“The building, in thinking about it is not just about making a church. It is really a State space that can celebrate spiritual things and can be multi-faith… it can be absolutely about expressing the spirituality of the nation,” he said on Citi TV’s Face to Face.
“The building also is a place of education. It is about teaching, music, religious studies, about engagement, it’s about a learning centre, it’s about a museum and its really offering another kind of opportunity in the Accra landscape,” Mr. Adjaye said.
President Nana Akufo-Addo cut the sod for the construction of the national cathedral for on March 6, 2017, as part of events that marked Ghana’s 60th-anniversary celebration.
It is envisioned by his administration to serve as a national non-denominational Christian worship centre for the country.
The reception towards the cathedral from Ghanaians has been mixed.
Whilst it has been generally received well by the Christian community, the government faced some criticism over its priorities.
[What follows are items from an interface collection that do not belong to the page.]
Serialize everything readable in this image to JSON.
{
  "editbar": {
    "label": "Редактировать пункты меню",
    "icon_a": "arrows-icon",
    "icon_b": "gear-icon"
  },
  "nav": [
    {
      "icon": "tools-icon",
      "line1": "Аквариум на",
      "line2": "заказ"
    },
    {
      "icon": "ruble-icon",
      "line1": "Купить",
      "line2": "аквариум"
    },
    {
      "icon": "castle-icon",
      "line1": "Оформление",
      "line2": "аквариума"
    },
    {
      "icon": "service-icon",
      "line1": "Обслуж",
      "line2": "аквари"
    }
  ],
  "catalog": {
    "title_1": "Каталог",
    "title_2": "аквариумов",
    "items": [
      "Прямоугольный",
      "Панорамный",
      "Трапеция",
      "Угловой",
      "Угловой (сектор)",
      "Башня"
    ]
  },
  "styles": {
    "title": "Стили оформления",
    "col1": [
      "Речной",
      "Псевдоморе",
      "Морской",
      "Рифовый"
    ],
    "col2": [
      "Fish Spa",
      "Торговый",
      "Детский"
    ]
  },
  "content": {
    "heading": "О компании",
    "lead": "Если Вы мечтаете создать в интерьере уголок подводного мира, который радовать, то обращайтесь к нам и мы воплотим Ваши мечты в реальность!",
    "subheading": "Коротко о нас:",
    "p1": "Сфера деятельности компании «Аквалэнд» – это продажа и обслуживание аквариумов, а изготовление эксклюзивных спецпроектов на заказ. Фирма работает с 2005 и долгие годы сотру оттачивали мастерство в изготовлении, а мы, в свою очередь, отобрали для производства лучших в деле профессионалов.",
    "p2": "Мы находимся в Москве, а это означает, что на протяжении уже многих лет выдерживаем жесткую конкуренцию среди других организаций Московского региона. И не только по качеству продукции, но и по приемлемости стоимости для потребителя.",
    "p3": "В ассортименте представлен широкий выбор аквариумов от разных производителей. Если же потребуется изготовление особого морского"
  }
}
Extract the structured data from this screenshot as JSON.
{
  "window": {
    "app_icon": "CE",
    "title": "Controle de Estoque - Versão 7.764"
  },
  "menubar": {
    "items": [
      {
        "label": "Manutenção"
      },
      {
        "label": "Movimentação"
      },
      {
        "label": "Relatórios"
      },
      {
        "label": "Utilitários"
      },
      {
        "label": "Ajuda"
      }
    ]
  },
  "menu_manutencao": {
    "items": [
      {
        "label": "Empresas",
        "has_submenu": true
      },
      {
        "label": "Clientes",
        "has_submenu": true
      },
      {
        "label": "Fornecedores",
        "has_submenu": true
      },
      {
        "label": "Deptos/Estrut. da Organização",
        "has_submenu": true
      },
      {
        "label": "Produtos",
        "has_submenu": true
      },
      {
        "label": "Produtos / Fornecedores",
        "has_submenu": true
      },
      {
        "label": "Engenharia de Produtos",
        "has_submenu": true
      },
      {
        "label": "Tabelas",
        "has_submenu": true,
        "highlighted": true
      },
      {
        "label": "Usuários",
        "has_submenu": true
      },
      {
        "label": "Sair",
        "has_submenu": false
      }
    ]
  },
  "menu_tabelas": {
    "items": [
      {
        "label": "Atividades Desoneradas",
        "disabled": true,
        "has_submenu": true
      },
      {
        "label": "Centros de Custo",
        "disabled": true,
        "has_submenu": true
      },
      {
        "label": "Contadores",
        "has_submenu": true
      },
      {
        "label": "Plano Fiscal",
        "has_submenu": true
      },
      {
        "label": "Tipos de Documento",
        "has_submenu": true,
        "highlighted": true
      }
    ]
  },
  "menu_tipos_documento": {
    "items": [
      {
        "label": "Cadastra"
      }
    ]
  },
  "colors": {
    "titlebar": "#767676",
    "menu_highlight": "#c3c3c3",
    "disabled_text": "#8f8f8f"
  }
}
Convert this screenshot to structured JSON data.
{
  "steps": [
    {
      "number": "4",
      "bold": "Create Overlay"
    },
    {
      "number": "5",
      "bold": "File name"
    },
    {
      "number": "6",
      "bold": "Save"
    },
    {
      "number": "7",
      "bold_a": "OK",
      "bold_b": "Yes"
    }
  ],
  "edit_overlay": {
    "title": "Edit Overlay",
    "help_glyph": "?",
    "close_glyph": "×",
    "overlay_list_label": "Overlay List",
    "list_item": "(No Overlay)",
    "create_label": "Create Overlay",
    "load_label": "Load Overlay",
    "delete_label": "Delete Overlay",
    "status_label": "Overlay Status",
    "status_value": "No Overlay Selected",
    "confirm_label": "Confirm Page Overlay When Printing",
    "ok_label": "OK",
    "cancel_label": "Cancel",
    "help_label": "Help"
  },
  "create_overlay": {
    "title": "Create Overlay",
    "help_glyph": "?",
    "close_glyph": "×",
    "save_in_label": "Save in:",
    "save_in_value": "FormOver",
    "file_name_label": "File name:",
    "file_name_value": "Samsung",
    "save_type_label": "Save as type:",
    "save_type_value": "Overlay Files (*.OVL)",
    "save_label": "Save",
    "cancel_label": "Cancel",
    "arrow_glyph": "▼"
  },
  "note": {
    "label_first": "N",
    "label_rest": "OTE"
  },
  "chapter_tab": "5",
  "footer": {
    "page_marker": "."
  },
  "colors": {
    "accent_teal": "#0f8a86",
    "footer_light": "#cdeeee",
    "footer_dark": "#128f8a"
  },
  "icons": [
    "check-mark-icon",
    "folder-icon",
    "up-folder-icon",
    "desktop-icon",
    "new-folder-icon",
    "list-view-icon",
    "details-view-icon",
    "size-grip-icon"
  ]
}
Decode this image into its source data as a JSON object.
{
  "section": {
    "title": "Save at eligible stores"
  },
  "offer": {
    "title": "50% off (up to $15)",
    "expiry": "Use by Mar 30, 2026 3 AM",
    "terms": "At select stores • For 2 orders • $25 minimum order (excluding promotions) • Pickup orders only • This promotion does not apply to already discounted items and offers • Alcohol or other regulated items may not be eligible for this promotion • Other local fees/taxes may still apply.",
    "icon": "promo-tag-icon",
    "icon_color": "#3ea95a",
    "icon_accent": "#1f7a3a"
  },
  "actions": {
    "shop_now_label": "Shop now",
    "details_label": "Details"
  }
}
The project has even been hit with a lawsuit.
This is despite the government saying private institutions will fund the 5,000 capacity seater project.
An 11-member committee has been tasked to raise funds for the project.
Knighted by the Queen of England for his exceptional services in architecture, Mr. Adjaye said he welcomes the varying opinions on the matter.
“I think that that’s healthy because it means that there is a debate in society about it. But the true merit of what this project will be when it’s built and people see what it does,” he stated.
He also maintained that Ghana stands to gain an immense amount from the execution of the project.
“It will be an extraordinary employment generator. It will lift skills. It will bring new technologies to this country that are not present. It will elevate us in the world stage as an African country that believes in progress and uses its people to deliver that progress.”
Criticism of national cathedral
When President Akufo-Addo cut sod for the construction of the cathedral, critics said the facility is unnecessary considering that Ghana was a secular state.
Others said the government appears to be interfering in religious affairs with the project.
Also, a member of the Convention People’s Party (CPP), James Kwabena Bomfeh, filed a suit at the Supreme Court challenging the decision to build the cathedral, saying that the country as a secular state must not be seen to be getting involved in religious activities such as building a Christian Cathedral and facilitation of Muslim’s pilgrimage to Mecca.
The plan to relocate judges from their Ridge Roundabout residence in Accra to make way for the construction of the 5,000-seater Cathedral brought the project back into focus.
The Coalition of Muslim Organisations, Ghana (COMOG), has also chastised the government for its involvement in religious matters in a secular state.